Staff Photo: Brendan Sullivan Greater Atlanta Christian's up coming sophomore Bailey Tardy has been selected as the Gwinnett Daily Post's girls golf athlete of the year. Tardy lead GAC school to the girls Class AA golf state title as well as placing first individually in the state.

NORCROSS -- Junior high golf at Greater Atlanta Christian is just nominally a golf team.

They get together. They practice. They play golf. Against each other. There are not matches, no interaction with the varsity team. Just some young girls playing golf for a few weeks.

But as the Spartan girls finished runner-up as a team last year and senior Emee Herbert took the school's second straight individual state title, that middle school team prepared another champion.

Bailey Tardy, in her second year at GAC, followed in the path of Herbert and Lindsay Adams before her by claiming the Class AA individual state title with a 73, edging Vidalia's Katie Dalton by two strokes. The 73 also propelled the Spartans to their second state championship in three seasons in Class AA.

"I didn't really have any expectations or what to shoot. I just went in there and tried to play my best," Tardy said. "I was nervous on the first tee box, but that was it."

Tardy played her state-winning round in front of family and a pair of GAC teammates, enjoying the gallery and, eventually, her playing partners, which included Dalton.

"The first hole we didn't really talk, but after the front nine we all loosened up and realized we needed to be out there for fun," Tardy said. "I knew I was playing well. I knew I needed to stay focused."

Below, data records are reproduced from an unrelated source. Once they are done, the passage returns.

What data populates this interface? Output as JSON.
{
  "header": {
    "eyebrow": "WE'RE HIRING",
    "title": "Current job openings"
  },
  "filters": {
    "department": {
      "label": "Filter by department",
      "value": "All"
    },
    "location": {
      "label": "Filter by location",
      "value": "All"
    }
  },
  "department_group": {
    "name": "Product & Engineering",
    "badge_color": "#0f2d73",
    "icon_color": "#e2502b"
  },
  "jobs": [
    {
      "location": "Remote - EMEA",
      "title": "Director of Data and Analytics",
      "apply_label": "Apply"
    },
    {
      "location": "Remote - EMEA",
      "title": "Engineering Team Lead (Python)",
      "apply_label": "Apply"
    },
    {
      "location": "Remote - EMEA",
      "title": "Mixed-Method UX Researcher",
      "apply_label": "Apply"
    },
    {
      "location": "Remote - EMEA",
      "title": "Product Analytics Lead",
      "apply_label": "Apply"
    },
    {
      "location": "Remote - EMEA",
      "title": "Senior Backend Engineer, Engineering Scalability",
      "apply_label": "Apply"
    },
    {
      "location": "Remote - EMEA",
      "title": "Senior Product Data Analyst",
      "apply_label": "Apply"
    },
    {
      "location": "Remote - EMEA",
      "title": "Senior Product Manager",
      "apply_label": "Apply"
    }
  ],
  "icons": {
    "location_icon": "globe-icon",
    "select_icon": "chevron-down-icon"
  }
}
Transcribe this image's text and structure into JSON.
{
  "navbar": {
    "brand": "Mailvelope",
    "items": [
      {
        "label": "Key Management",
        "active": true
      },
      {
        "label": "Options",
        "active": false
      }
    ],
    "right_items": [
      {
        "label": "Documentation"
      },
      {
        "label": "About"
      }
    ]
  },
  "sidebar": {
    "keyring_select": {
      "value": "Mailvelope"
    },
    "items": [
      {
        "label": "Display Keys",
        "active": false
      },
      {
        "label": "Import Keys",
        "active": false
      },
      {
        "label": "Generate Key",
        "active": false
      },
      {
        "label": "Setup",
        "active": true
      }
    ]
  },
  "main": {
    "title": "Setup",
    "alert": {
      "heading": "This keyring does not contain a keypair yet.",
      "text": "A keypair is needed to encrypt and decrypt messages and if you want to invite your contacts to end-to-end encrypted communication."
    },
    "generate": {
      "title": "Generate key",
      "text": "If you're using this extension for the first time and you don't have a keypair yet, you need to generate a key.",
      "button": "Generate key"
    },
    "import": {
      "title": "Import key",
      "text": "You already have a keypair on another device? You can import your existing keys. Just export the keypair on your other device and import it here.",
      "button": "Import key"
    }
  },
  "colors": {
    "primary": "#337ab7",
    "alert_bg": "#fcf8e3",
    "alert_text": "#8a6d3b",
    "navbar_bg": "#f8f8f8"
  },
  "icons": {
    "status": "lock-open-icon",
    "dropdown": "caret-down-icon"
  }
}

She certainly did that, leaving Dalton, a sophomore, as runner-up to a Spartan for the second straight year.

The team and individual championships capped a freshman year where Tardy learned how to play team golf and then won every major event, including a sweep of low-medalist and team titles in the Region 6-AA tournament.

"I didn't really know what it was going to be like," Tardy said. "I was excited to see what golf matches were like. You can't really have a match and compete, I didn't think."

She learned quickly to rely on her teammates, and for an individual athlete at heart, enjoyed the team atmosphere.

"It kind of takes the pressure off of you knowing that there are three other girls that have your back and if you play bad then they are always going to be there to back your score up," she said. "I think it took pressure off of everyone. I had faith in them. I knew that they had practiced and they were going out there and playing their hearts off."

Tardy turned to golf at age 11 after her soccer team broke up. When the club's players went their separate ways, she spent a year wandering through her own sports desert, looking for something to fill soccer's void.

"There was like a year of all different sports, but what I liked best was golf and I picked that one," Tardy said. "My dad has been pushing me through it from there."

Tardy needs help remembering all the sports she tried in that year, that included lacrosse, soccer, tennis, swimming, basketball and volleyball.

"You name a sport, I did it," Tardy said.

She still plays volleyball. But she plays more golf.

By 12, Tardy began playing in tournaments. She takes lessons and plays with other juniors at the Atlanta Athletic Club.

Long off the tee, Tardy admits she needs to improve her short game and her season in high school helped.

With short courses, a long tee shot meant plenty of wedges into greens. Her long irons stayed clean much of the spring.

"You have to be exact on your wedge shots," Tardy said. "My putting is my other weakness. It's not the best. It could be better."

As a freshman, she has a few years to improve. But with a state title her first year, she can only equal her results.

"I guess it could add a little pressure," said Tardy, who enjoys the challenge. "I think it's fun playing like that with close competition instead of playing with girls who shoot in the 100s."